Them guerillas was about as lawless a set as there was on the face of the earth. I knowed one old man who didn’t have much sense, and they shot him off the fence whar he was settin', jist to see him die.
I got into a nest of guerillas myself one evenin' down the river. Me 'n' my wife's brother, Hiram, was a-goin' across country on foot when we see a lot of cavalry, as we tuck it to be. Thar was six or eight or ten of 'em. They discovered us and turned to ride in our direction. That made Hiram anxious, and he wanted to run, but I wouldn’t.
"They'll git us shore," he said, "and I'm a-goin' to throw my pocket-book away."
"I wouldn’t do that," I said. "I don't think they are guerillas."
They soon got to whar we was, and without gittin' off their horses they commenced gougin' their hands in our pockets. I couldn’t help bein' sort of skeered then. I didn’t like their appearance. In my coat pocket I had a home-made twist of tobacco, and they got that. Thar was a three-dollar bill in my vest pocket, and it was every cent of money I had. They didn’t happen to find that, and I was afraid they'd be so mad at not gittin' any money from me that they'd shoot me.
But in a few minutes they rode off. Hiram had lost his pocket-book, and he said he wished he had not tuck my advice. We both went home after we got into that yaller-jacket's nest.
The war left this region in pretty bad shape. Every farm had suffered, and Corinth, our market town, was tetotally wiped out. I jist went to work by the day. That war ruined me financially forever, and now that I'm old and can't work any mo' I don't know what's goin' to become of me.
I think perhaps the last war will be fought within fifty years. I've been readin' the Bible and watchin' the signs, and I believe the end of all time is near. Thar's a heap of fightin' right now across the big deep, and troubles are growin' on people jist as the Bible described it. "When ye shall see these things the end is nigh," the Bible says. "There shall be wars and rumors of wars and earthquakes" — we know those are hyar — "and pestilence and troubles of all kinds, and men shall grow worse and worse unto the end." Any man with two eyes ought to see that the state of things at present is like what the Bible words describe.

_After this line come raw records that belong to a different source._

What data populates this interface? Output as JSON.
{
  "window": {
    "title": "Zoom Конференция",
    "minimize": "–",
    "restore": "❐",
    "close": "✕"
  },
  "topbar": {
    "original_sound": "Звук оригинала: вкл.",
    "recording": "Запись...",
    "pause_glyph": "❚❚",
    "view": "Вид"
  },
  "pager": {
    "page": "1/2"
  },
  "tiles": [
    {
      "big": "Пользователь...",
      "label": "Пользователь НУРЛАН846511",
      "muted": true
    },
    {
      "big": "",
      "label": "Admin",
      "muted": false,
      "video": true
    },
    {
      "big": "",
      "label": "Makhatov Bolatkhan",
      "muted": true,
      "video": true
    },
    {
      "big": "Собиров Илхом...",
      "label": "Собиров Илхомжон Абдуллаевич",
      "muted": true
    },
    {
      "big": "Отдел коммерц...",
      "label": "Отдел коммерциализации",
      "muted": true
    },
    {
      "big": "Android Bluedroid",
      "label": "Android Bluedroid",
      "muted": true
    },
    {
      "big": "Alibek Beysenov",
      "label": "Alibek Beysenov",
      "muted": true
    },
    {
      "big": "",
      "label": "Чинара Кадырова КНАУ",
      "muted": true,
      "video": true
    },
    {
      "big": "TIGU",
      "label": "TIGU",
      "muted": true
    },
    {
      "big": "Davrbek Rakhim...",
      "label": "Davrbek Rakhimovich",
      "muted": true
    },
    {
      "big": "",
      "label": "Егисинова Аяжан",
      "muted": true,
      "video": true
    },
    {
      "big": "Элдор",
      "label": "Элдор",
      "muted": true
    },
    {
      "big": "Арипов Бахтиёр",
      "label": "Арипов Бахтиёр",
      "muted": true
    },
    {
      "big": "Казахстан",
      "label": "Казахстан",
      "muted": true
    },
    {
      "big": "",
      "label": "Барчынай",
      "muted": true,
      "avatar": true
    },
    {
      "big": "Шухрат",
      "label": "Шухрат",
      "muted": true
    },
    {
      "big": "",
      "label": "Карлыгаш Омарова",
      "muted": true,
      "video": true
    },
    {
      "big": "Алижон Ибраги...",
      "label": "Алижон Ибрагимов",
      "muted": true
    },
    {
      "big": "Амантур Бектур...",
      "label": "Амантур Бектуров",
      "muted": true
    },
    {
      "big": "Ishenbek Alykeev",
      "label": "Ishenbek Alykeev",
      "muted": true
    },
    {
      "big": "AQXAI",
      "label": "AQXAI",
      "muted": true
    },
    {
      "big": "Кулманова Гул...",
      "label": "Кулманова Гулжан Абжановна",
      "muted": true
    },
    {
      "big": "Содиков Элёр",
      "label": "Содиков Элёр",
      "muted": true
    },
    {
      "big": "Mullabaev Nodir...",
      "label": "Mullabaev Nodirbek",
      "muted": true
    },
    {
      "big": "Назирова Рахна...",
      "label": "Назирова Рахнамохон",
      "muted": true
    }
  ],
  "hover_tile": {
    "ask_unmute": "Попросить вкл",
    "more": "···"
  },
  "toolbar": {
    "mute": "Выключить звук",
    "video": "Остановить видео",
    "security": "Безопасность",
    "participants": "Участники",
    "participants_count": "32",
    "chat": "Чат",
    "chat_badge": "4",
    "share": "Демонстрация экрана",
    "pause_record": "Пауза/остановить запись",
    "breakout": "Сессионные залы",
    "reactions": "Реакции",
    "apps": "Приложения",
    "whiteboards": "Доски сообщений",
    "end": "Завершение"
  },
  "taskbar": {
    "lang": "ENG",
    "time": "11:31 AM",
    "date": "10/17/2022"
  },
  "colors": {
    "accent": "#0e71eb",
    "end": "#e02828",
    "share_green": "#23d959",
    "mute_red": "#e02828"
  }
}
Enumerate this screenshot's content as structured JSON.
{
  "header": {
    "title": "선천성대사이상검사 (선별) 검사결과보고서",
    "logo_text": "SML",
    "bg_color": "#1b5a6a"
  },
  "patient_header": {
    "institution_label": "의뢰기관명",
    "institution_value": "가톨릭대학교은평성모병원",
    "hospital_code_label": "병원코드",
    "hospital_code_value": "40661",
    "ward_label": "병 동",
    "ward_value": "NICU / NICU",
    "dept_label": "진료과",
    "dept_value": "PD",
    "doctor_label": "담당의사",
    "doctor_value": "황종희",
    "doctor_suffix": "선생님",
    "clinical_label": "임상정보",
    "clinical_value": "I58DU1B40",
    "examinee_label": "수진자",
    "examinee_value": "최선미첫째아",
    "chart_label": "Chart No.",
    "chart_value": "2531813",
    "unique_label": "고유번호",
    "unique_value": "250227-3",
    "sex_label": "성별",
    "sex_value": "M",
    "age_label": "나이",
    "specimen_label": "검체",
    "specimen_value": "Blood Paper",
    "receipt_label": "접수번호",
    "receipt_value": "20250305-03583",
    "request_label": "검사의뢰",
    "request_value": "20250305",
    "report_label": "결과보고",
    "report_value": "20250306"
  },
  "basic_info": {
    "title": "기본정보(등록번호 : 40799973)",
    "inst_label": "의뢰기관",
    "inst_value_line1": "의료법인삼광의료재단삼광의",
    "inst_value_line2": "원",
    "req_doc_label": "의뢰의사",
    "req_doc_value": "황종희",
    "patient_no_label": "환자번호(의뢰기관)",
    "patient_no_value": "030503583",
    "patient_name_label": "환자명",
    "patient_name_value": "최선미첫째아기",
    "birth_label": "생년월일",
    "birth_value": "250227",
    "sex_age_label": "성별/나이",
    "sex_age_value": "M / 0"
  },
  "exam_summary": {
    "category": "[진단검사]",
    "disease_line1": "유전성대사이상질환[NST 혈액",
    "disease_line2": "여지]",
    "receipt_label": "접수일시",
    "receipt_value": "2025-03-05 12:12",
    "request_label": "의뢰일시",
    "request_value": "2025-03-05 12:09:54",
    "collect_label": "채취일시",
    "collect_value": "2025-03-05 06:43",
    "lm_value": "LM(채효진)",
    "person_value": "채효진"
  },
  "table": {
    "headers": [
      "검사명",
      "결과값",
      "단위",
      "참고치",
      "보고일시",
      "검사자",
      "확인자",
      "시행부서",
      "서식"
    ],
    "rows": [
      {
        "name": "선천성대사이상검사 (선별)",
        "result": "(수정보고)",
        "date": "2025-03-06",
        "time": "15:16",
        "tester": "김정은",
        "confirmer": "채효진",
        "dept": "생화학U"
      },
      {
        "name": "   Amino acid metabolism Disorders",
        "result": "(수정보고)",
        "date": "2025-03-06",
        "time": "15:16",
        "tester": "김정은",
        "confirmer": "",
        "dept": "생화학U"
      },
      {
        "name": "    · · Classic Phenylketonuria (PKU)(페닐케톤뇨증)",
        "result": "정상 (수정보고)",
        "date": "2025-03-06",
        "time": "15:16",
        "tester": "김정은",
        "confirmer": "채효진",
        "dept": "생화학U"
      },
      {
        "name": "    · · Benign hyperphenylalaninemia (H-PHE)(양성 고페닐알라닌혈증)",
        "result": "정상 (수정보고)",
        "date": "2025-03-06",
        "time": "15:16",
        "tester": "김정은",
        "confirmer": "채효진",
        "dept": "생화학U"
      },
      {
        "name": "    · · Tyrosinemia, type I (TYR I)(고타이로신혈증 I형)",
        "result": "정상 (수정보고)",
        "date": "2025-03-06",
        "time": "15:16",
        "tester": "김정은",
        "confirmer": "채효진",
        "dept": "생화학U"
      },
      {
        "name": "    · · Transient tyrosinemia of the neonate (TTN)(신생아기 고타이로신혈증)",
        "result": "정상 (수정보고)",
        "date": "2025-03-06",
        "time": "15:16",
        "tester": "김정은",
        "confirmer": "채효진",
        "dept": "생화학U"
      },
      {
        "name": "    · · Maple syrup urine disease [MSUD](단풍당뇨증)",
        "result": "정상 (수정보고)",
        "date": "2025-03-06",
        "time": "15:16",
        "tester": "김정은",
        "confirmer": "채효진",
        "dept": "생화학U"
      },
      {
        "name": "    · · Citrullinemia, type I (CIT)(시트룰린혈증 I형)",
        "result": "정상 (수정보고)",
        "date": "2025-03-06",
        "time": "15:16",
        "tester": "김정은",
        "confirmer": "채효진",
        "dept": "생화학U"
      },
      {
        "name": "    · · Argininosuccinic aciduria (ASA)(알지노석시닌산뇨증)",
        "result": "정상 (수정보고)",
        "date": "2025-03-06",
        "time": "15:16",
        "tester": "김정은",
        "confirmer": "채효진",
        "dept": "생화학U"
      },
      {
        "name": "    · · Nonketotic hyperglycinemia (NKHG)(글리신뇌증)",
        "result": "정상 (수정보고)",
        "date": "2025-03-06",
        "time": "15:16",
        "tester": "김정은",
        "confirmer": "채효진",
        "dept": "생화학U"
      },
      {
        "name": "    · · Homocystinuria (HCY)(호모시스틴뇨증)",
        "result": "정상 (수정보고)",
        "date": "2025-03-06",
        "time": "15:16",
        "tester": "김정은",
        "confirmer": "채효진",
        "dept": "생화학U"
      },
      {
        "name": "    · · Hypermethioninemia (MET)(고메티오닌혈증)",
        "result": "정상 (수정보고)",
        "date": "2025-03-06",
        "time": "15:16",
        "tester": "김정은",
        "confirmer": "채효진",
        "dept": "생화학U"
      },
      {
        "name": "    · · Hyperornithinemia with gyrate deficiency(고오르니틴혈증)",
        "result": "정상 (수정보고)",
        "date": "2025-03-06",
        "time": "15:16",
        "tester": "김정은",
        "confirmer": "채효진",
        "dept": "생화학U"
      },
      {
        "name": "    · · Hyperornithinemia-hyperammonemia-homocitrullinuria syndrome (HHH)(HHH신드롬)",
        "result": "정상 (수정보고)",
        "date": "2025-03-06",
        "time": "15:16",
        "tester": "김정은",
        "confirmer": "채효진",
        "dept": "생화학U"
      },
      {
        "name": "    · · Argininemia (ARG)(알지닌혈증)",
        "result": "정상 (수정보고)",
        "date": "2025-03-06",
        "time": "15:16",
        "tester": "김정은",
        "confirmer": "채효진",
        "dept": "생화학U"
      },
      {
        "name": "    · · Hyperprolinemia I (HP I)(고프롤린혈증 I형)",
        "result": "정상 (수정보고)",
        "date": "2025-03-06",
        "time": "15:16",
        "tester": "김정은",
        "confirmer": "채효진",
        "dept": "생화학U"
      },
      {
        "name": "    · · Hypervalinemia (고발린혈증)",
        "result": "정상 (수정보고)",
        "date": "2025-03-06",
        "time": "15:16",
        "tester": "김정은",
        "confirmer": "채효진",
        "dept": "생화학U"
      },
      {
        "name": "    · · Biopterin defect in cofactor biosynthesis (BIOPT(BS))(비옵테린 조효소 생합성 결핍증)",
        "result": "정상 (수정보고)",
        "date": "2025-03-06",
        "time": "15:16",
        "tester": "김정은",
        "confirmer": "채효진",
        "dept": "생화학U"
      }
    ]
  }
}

But some people claim that wars and famines and disasters don't indicate nothing in partickerler. They say that human bein's are multiplyin' so fast that the world can't hold 'em, and it's necessary to have some means to destroy and thin 'em out. That sort of argument only shows their ignorance. They think the world is jist the same size now as it always has been and always will be. But they're wrong. Thar's mo' foolish ideas about creation than about anything else. The world ain't over-populated and never will be. It's growin' in size as fast as the people increase in number.
I dug wells in my young days. Once I went down nineteen feet through as pretty earth as I ever saw and found some blue mud that had a hickory log in it with the bark on. I've dug a well sixty-three foot deep and found clam shells down thar. All that earth has formed over those places since the trees and the clams was alive.
That makes me say the world grows, and I shore ain't afraid it will be over-crowded — no, sir, not a bit of it. If God created the world in the first place He can easy make it twice as large to take care of the people.
1 He was a slight, smooth-faced old man, who was much more lively mentally than he was physically. I found him living with a son-in-law off on a half-wild by-road near the battlefield. The day I visited him was warm, and we sat in the open passage between the two sections of the one-story dwelling.